The running-back situation, unfortunately, won't be clear until inactives come out. If Ronald Jones shows enough in practice to make Leonard Fournette a healthy scratch -- as he was in Week 14 -- Jones is very much in play. He has averaged 28.5 adjusted opportunities and 114.5 yards from scrimmage per game when Fournette is inactive or barely plays. But when Fournette is involved, those numbers fall to 16.7 and 67.4, respectively.
We're unlikely to know before inactives come out what Jones' outlook is. As a result, we'll have to be flexible here and adjust an hour and a half before lock. If Fournette is inactive, fire away on Jones. If Fournette is a go, this is likely a situation we'll want to avoid.
Hoping the Saints Don't Scoreboard-Watch
We know the Saints are going to try early on. Sean Payton said as much on Monday. We just have to hope the scoreboard doesn't break against us.
The Saints can get the 1 seed only if the Packers lose and the Seahawks win. So, if the Packers get up big in the first half or the Seahawks are trailing, it's possible Payton pulls the plug and puts the starters on the sidelines. It's a legit scenario, and we have to account for it.
That doesn't mean we have to avoid everybody here.
Both the Packers' and Seahawks' games project to be competitive, so there are definitely scenarios where the Saints push for all four quarters. If they do, Alvin Kamara will obviously be one of the best options we've got.
Kamara's six-touchdown day was flashy, but it's not a surprise. In eight games with Drew Brees and without Michael Thomas, Kamara is averaging 148.3 scrimmage yards per game; that's tops on the slate among our playoff contenders by 22.2 yards. Yowza.
We do need to put a lid on our Kamara exposure because there are paths to him sitting late in the game. But we should still include him as a fringe-core play at $9,400 in case we get him on a full leash.

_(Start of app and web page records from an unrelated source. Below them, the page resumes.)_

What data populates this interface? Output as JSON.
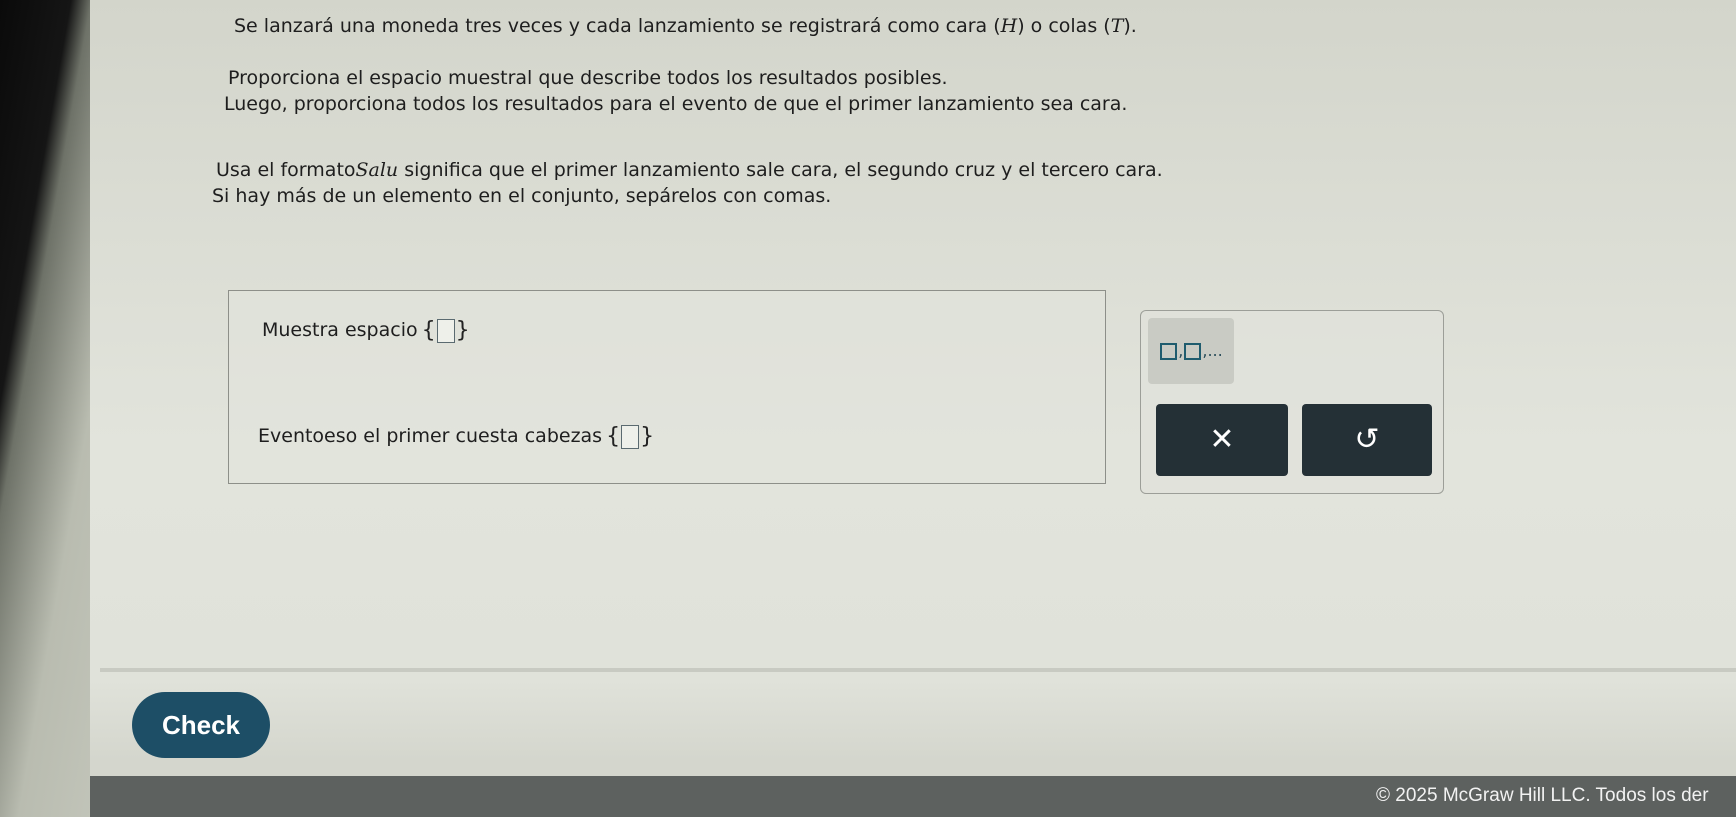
{
  "question": {
    "line1_a": "Se lanzará una moneda tres veces y cada lanzamiento se registrará como cara (",
    "line1_h": "H",
    "line1_b": ") o colas (",
    "line1_t": "T",
    "line1_c": ").",
    "line2": "Proporciona el espacio muestral que describe todos los resultados posibles.",
    "line3": "Luego, proporciona todos los resultados para el evento de que el primer lanzamiento sea cara.",
    "line4_a": "Usa el formato",
    "line4_var": "Salu",
    "line4_b": "significa que el primer lanzamiento sale cara, el segundo cruz y el tercero cara.",
    "line5": "Si hay más de un elemento en el conjunto, sepárelos con comas."
  },
  "answer": {
    "sample_space_label": "Muestra espacio",
    "event_label": "Eventoeso el primer cuesta cabezas"
  },
  "tools": {
    "set_button_label": "□,□,...",
    "clear_symbol": "✕",
    "undo_symbol": "↺"
  },
  "check_label": "Check",
  "footer": {
    "copyright": "© 2025 McGraw Hill LLC. Todos los der"
  }
}
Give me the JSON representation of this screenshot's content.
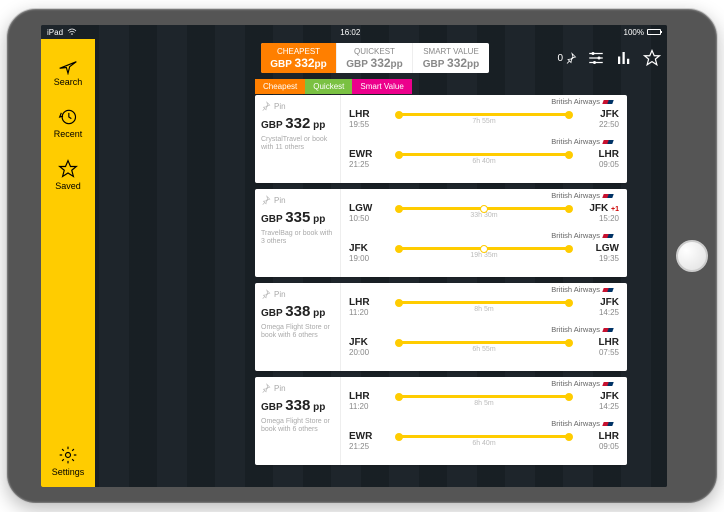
{
  "status": {
    "device": "iPad",
    "wifi": "wifi",
    "time": "16:02",
    "battery_pct": "100%"
  },
  "sidebar": {
    "items": [
      {
        "icon": "plane-icon",
        "label": "Search"
      },
      {
        "icon": "clock-icon",
        "label": "Recent"
      },
      {
        "icon": "star-icon",
        "label": "Saved"
      }
    ],
    "settings": {
      "icon": "gear-icon",
      "label": "Settings"
    }
  },
  "header": {
    "sort_tabs": [
      {
        "title": "CHEAPEST",
        "currency": "GBP",
        "amount": "332",
        "suffix": "pp",
        "active": true
      },
      {
        "title": "QUICKEST",
        "currency": "GBP",
        "amount": "332",
        "suffix": "pp",
        "active": false
      },
      {
        "title": "SMART VALUE",
        "currency": "GBP",
        "amount": "332",
        "suffix": "pp",
        "active": false
      }
    ],
    "pin_count": "0",
    "icons": {
      "sliders": "sliders-icon",
      "bars": "bars-icon",
      "star": "star-icon"
    }
  },
  "chips": [
    {
      "label": "Cheapest",
      "class": "cheapest"
    },
    {
      "label": "Quickest",
      "class": "quickest"
    },
    {
      "label": "Smart Value",
      "class": "smart"
    }
  ],
  "results": [
    {
      "pin_label": "Pin",
      "currency": "GBP",
      "amount": "332",
      "suffix": "pp",
      "agent": "CrystalTravel or book with 11 others",
      "legs": [
        {
          "from_code": "LHR",
          "from_time": "19:55",
          "to_code": "JFK",
          "to_time": "22:50",
          "duration": "7h 55m",
          "airline": "British Airways",
          "stops": 0
        },
        {
          "from_code": "EWR",
          "from_time": "21:25",
          "to_code": "LHR",
          "to_time": "09:05",
          "duration": "6h 40m",
          "airline": "British Airways",
          "stops": 0
        }
      ]
    },
    {
      "pin_label": "Pin",
      "currency": "GBP",
      "amount": "335",
      "suffix": "pp",
      "agent": "TravelBag or book with 3 others",
      "legs": [
        {
          "from_code": "LGW",
          "from_time": "10:50",
          "to_code": "JFK",
          "to_time": "15:20",
          "to_extra": "+1",
          "duration": "33h 30m",
          "airline": "British Airways",
          "stops": 1
        },
        {
          "from_code": "JFK",
          "from_time": "19:00",
          "to_code": "LGW",
          "to_time": "19:35",
          "duration": "19h 35m",
          "airline": "British Airways",
          "stops": 1
        }
      ]
    },
    {
      "pin_label": "Pin",
      "currency": "GBP",
      "amount": "338",
      "suffix": "pp",
      "agent": "Omega Flight Store or book with 6 others",
      "legs": [
        {
          "from_code": "LHR",
          "from_time": "11:20",
          "to_code": "JFK",
          "to_time": "14:25",
          "duration": "8h 5m",
          "airline": "British Airways",
          "stops": 0
        },
        {
          "from_code": "JFK",
          "from_time": "20:00",
          "to_code": "LHR",
          "to_time": "07:55",
          "duration": "6h 55m",
          "airline": "British Airways",
          "stops": 0
        }
      ]
    },
    {
      "pin_label": "Pin",
      "currency": "GBP",
      "amount": "338",
      "suffix": "pp",
      "agent": "Omega Flight Store or book with 6 others",
      "legs": [
        {
          "from_code": "LHR",
          "from_time": "11:20",
          "to_code": "JFK",
          "to_time": "14:25",
          "duration": "8h 5m",
          "airline": "British Airways",
          "stops": 0
        },
        {
          "from_code": "EWR",
          "from_time": "21:25",
          "to_code": "LHR",
          "to_time": "09:05",
          "duration": "6h 40m",
          "airline": "British Airways",
          "stops": 0
        }
      ]
    }
  ]
}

Buying Low on DK Metcalf
The Seahawks' offense has been brutal for a while now. They've exceeded 20 points just once in the past four games, and Russell Wilson hasn't thrown for 300 yards since the week of the presidential election. It has made the pieces here just unsavory.
That has also led to depressed salaries, though, which may allow us to get back in on DK Metcalf.
Metcalf has lagged along with the offense, topping 80 yards just once in that time since Wilson's last 300-yard game. Comparatively, he had at least 80 yards in seven of the first eight games.
The yardage hasn't been there, but the targets still have. Metcalf has averaged 8.6 targets per game over the past five. That's actually a smidge higher than the 8.5 targets per game he had in the first half.
So, the volume is still there, even with the offense being more run-heavy. He just hasn't had a blow-up game of late. That could easily change this weekend.
Although the San Francisco 49ers have been playing better of late, they're still super banged up. They had five defensive backs on the injury report entering Week 16, and Richard Sherman wound up sitting due to a calf issue. They're beatable if the player is good enough; we know Metcalf fits that bill.
The salary on Metcalf is down to $7,600. He has been an easy avoid of late due to the offense's inefficiencies and shift in philosophy. But at a reduced salary in a must-win game, this shapes up well as a time to get back in on our early-season darling.